Task requirements:
Of the lines below, report only those that contain "test".
-------- Supplied records
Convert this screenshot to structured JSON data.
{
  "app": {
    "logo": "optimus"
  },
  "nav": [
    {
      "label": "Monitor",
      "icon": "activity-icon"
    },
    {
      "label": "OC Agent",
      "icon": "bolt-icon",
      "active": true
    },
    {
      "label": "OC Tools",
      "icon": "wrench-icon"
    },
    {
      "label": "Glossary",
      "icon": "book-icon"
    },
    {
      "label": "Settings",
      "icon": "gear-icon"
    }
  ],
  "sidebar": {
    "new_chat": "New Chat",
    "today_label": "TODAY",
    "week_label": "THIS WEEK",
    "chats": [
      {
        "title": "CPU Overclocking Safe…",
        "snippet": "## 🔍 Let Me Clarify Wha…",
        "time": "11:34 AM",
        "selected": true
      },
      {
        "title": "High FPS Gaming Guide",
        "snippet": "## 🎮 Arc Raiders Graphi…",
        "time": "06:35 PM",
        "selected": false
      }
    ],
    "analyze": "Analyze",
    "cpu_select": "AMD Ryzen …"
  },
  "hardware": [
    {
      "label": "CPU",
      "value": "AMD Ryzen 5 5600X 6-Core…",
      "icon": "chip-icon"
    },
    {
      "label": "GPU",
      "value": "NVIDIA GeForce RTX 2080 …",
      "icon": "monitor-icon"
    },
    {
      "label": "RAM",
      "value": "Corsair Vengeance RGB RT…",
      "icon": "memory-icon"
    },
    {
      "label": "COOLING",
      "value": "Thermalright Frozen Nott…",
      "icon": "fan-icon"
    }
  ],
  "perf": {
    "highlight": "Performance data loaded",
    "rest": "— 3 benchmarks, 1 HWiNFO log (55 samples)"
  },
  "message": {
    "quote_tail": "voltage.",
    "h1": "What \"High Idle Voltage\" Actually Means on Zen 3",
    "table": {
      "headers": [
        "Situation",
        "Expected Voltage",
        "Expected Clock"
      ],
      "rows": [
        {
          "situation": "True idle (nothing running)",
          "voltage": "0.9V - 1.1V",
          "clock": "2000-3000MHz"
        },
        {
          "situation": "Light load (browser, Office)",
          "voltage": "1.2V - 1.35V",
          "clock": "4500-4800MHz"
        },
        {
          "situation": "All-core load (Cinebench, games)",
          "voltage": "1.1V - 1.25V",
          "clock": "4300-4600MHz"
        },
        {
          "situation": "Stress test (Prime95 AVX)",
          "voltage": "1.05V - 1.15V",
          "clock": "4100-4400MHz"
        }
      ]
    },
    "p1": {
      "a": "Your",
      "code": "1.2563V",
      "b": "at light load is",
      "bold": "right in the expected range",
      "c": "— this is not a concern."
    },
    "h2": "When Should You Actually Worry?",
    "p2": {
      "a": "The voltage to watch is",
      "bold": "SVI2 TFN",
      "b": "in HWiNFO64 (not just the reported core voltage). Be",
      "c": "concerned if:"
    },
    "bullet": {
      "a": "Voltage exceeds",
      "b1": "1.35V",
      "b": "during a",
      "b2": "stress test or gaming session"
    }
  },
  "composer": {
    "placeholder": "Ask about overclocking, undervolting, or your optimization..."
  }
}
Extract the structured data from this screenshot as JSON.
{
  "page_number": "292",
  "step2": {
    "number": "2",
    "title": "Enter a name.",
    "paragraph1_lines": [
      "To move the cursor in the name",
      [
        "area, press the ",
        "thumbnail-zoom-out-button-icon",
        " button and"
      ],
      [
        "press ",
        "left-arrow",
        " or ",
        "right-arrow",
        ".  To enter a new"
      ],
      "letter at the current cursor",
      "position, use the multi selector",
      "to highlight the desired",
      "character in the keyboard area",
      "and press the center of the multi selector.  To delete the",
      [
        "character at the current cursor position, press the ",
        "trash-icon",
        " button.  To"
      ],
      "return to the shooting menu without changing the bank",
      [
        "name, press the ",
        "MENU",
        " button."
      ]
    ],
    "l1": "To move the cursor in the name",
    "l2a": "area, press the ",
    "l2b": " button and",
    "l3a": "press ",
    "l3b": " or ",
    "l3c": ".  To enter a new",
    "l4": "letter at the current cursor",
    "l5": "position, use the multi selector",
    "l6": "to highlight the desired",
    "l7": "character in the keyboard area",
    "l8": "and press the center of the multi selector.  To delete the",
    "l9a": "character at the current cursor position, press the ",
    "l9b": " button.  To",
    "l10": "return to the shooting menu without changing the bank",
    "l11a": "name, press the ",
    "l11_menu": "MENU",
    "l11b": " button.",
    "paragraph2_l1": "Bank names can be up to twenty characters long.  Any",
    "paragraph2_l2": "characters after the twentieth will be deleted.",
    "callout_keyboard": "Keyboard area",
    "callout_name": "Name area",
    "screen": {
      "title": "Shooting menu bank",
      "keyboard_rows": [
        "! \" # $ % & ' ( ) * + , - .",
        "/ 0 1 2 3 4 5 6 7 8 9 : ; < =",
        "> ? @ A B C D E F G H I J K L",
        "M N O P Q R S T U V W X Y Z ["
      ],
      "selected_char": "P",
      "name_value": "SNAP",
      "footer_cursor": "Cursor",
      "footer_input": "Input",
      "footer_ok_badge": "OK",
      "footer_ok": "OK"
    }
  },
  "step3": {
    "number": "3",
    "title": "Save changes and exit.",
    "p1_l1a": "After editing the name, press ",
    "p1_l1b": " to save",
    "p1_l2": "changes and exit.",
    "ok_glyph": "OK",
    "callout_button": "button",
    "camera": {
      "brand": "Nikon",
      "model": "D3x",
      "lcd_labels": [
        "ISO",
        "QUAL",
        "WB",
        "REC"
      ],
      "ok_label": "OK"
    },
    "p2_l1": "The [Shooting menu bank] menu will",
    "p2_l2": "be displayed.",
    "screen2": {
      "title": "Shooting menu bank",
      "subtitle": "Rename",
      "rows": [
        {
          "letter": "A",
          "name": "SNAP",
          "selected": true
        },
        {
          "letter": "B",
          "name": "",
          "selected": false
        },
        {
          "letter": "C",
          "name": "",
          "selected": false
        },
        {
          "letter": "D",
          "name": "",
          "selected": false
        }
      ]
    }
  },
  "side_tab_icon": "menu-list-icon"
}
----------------
Task answer:
          "situation": "Stress test (Prime95 AVX)",
      "b2": "stress test or gaming session"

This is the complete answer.